* WHAT THE EXERCISE ASKS
List each line of the data that holds the string "Транспортной".

======

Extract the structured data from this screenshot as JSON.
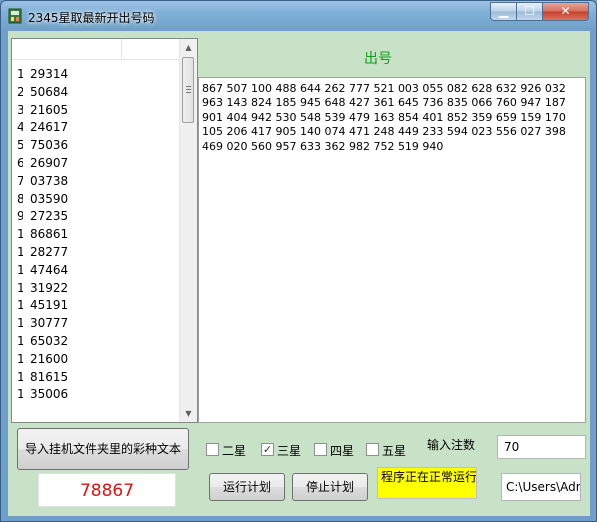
{
  "window": {
    "title": "2345星取最新开出号码"
  },
  "titlebar": {
    "minimize_glyph": "▁",
    "maximize_glyph": "☐",
    "close_glyph": "✕",
    "icon": "app-icon"
  },
  "list": {
    "rows": [
      {
        "idx": "1",
        "value": "29314"
      },
      {
        "idx": "2",
        "value": "50684"
      },
      {
        "idx": "3",
        "value": "21605"
      },
      {
        "idx": "4",
        "value": "24617"
      },
      {
        "idx": "5",
        "value": "75036"
      },
      {
        "idx": "6",
        "value": "26907"
      },
      {
        "idx": "7",
        "value": "03738"
      },
      {
        "idx": "8",
        "value": "03590"
      },
      {
        "idx": "9",
        "value": "27235"
      },
      {
        "idx": "1",
        "value": "86861"
      },
      {
        "idx": "1",
        "value": "28277"
      },
      {
        "idx": "1",
        "value": "47464"
      },
      {
        "idx": "1",
        "value": "31922"
      },
      {
        "idx": "1",
        "value": "45191"
      },
      {
        "idx": "1",
        "value": "30777"
      },
      {
        "idx": "1",
        "value": "65032"
      },
      {
        "idx": "1",
        "value": "21600"
      },
      {
        "idx": "1",
        "value": "81615"
      },
      {
        "idx": "1",
        "value": "35006"
      }
    ],
    "scroll_up_glyph": "▲",
    "scroll_down_glyph": "▼"
  },
  "result": {
    "title": "出号",
    "numbers": "867 507 100 488 644 262 777 521 003 055 082 628 632 926 032 963 143 824 185 945 648 427 361 645 736 835 066 760 947 187 901 404 942 530 548 539 479 163 854 401 852 359 659 159 170 105 206 417 905 140 074 471 248 449 233 594 023 556 027 398 469 020 560 957 633 362 982 752 519 940"
  },
  "buttons": {
    "import_label": "导入挂机文件夹里的彩种文本",
    "run_label": "运行计划",
    "stop_label": "停止计划"
  },
  "display": {
    "current_number": "78867"
  },
  "checkboxes": {
    "two_star": {
      "label": "二星",
      "checked": false,
      "mark": ""
    },
    "three_star": {
      "label": "三星",
      "checked": true,
      "mark": "✓"
    },
    "four_star": {
      "label": "四星",
      "checked": false,
      "mark": ""
    },
    "five_star": {
      "label": "五星",
      "checked": false,
      "mark": ""
    }
  },
  "bet": {
    "label": "输入注数",
    "value": "70"
  },
  "status": {
    "text": "程序正在正常运行"
  },
  "path": {
    "value": "C:\\Users\\Adm"
  }
}
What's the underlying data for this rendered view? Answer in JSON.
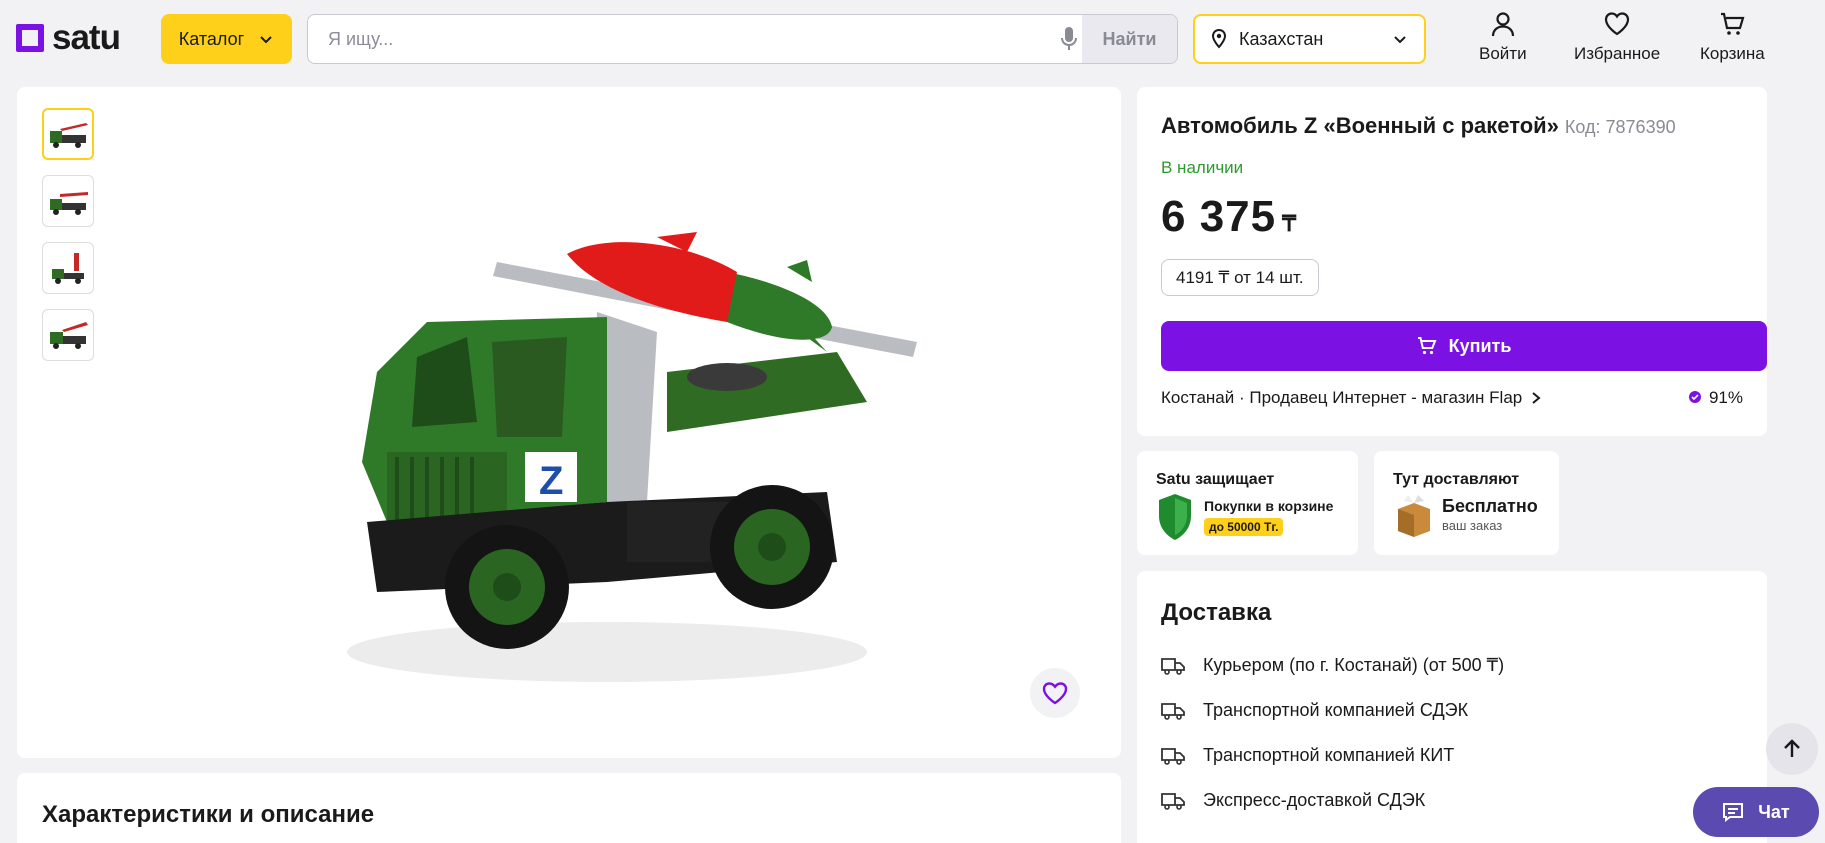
{
  "header": {
    "logo_text": "satu",
    "catalog_label": "Каталог",
    "search_placeholder": "Я ищу...",
    "search_button": "Найти",
    "region": "Казахстан",
    "login_label": "Войти",
    "favorites_label": "Избранное",
    "cart_label": "Корзина"
  },
  "gallery": {
    "thumbnails": [
      "thumbnail-1",
      "thumbnail-2",
      "thumbnail-3",
      "thumbnail-4"
    ],
    "active_index": 0
  },
  "product": {
    "title": "Автомобиль Z «Военный с ракетой»",
    "code": "Код: 7876390",
    "stock": "В наличии",
    "price": "6 375",
    "currency": "₸",
    "wholesale": "4191 ₸ от 14 шт.",
    "buy_label": "Купить",
    "seller": "Костанай · Продавец Интернет - магазин Flap",
    "rating": "91%"
  },
  "protection": {
    "title": "Satu защищает",
    "line1": "Покупки в корзине",
    "line2": "до 50000 Тг."
  },
  "shipping_promo": {
    "title": "Тут доставляют",
    "line1": "Бесплатно",
    "line2": "ваш заказ"
  },
  "delivery": {
    "title": "Доставка",
    "items": [
      "Курьером (по г. Костанай) (от 500 ₸)",
      "Транспортной компанией СДЭК",
      "Транспортной компанией КИТ",
      "Экспресс-доставкой СДЭК"
    ]
  },
  "description": {
    "title": "Характеристики и описание"
  },
  "chat_label": "Чат",
  "colors": {
    "brand_purple": "#7b12e3",
    "accent_yellow": "#ffd01a",
    "stock_green": "#2e9a2e"
  }
}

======

* RESPONSE AREA
      "Транспортной компанией СДЭК",
      "Транспортной компанией КИТ",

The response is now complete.